**DATA TO EXAMINE**
"""

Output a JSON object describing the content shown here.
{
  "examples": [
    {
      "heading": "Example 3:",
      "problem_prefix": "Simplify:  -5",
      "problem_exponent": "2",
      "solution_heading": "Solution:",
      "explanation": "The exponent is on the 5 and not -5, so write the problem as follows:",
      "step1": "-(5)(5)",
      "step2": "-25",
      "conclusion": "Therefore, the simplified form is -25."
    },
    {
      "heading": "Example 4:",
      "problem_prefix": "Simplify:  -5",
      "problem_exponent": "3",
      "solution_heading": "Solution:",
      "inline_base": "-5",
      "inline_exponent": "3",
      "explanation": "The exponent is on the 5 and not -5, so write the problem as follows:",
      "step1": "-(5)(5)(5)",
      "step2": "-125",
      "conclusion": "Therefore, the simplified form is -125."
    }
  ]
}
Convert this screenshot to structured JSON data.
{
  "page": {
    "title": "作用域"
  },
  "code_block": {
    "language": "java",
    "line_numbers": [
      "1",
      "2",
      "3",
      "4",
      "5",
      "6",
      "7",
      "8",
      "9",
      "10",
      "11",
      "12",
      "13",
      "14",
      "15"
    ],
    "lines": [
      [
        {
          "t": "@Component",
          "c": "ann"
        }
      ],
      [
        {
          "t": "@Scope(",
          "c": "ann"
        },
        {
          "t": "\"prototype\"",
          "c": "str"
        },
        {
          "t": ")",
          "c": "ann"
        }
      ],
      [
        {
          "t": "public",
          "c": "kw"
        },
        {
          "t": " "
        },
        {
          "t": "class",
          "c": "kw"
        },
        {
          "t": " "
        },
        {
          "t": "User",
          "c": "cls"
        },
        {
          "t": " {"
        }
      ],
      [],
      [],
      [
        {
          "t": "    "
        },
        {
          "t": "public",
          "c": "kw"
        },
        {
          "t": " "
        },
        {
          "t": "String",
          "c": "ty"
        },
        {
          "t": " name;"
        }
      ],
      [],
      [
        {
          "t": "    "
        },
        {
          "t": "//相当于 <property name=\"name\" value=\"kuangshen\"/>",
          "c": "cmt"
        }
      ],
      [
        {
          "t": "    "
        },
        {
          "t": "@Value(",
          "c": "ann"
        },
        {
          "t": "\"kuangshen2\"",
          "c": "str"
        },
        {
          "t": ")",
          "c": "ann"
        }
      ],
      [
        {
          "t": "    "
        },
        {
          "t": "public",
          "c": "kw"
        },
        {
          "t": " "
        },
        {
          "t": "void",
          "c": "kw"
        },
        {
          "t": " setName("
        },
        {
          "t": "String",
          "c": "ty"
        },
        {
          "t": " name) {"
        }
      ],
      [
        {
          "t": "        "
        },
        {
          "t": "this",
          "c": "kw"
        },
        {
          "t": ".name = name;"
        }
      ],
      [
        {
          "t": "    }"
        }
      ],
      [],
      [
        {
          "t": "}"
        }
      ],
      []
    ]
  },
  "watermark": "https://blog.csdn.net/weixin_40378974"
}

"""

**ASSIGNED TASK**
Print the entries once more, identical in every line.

**EXERCISE SOLUTION**
Output a JSON object describing the content shown here.
{
  "examples": [
    {
      "heading": "Example 3:",
      "problem_prefix": "Simplify:  -5",
      "problem_exponent": "2",
      "solution_heading": "Solution:",
      "explanation": "The exponent is on the 5 and not -5, so write the problem as follows:",
      "step1": "-(5)(5)",
      "step2": "-25",
      "conclusion": "Therefore, the simplified form is -25."
    },
    {
      "heading": "Example 4:",
      "problem_prefix": "Simplify:  -5",
      "problem_exponent": "3",
      "solution_heading": "Solution:",
      "inline_base": "-5",
      "inline_exponent": "3",
      "explanation": "The exponent is on the 5 and not -5, so write the problem as follows:",
      "step1": "-(5)(5)(5)",
      "step2": "-125",
      "conclusion": "Therefore, the simplified form is -125."
    }
  ]
}
Convert this screenshot to structured JSON data.
{
  "page": {
    "title": "作用域"
  },
  "code_block": {
    "language": "java",
    "line_numbers": [
      "1",
      "2",
      "3",
      "4",
      "5",
      "6",
      "7",
      "8",
      "9",
      "10",
      "11",
      "12",
      "13",
      "14",
      "15"
    ],
    "lines": [
      [
        {
          "t": "@Component",
          "c": "ann"
        }
      ],
      [
        {
          "t": "@Scope(",
          "c": "ann"
        },
        {
          "t": "\"prototype\"",
          "c": "str"
        },
        {
          "t": ")",
          "c": "ann"
        }
      ],
      [
        {
          "t": "public",
          "c": "kw"
        },
        {
          "t": " "
        },
        {
          "t": "class",
          "c": "kw"
        },
        {
          "t": " "
        },
        {
          "t": "User",
          "c": "cls"
        },
        {
          "t": " {"
        }
      ],
      [],
      [],
      [
        {
          "t": "    "
        },
        {
          "t": "public",
          "c": "kw"
        },
        {
          "t": " "
        },
        {
          "t": "String",
          "c": "ty"
        },
        {
          "t": " name;"
        }
      ],
      [],
      [
        {
          "t": "    "
        },
        {
          "t": "//相当于 <property name=\"name\" value=\"kuangshen\"/>",
          "c": "cmt"
        }
      ],
      [
        {
          "t": "    "
        },
        {
          "t": "@Value(",
          "c": "ann"
        },
        {
          "t": "\"kuangshen2\"",
          "c": "str"
        },
        {
          "t": ")",
          "c": "ann"
        }
      ],
      [
        {
          "t": "    "
        },
        {
          "t": "public",
          "c": "kw"
        },
        {
          "t": " "
        },
        {
          "t": "void",
          "c": "kw"
        },
        {
          "t": " setName("
        },
        {
          "t": "String",
          "c": "ty"
        },
        {
          "t": " name) {"
        }
      ],
      [
        {
          "t": "        "
        },
        {
          "t": "this",
          "c": "kw"
        },
        {
          "t": ".name = name;"
        }
      ],
      [
        {
          "t": "    }"
        }
      ],
      [],
      [
        {
          "t": "}"
        }
      ],
      []
    ]
  },
  "watermark": "https://blog.csdn.net/weixin_40378974"
}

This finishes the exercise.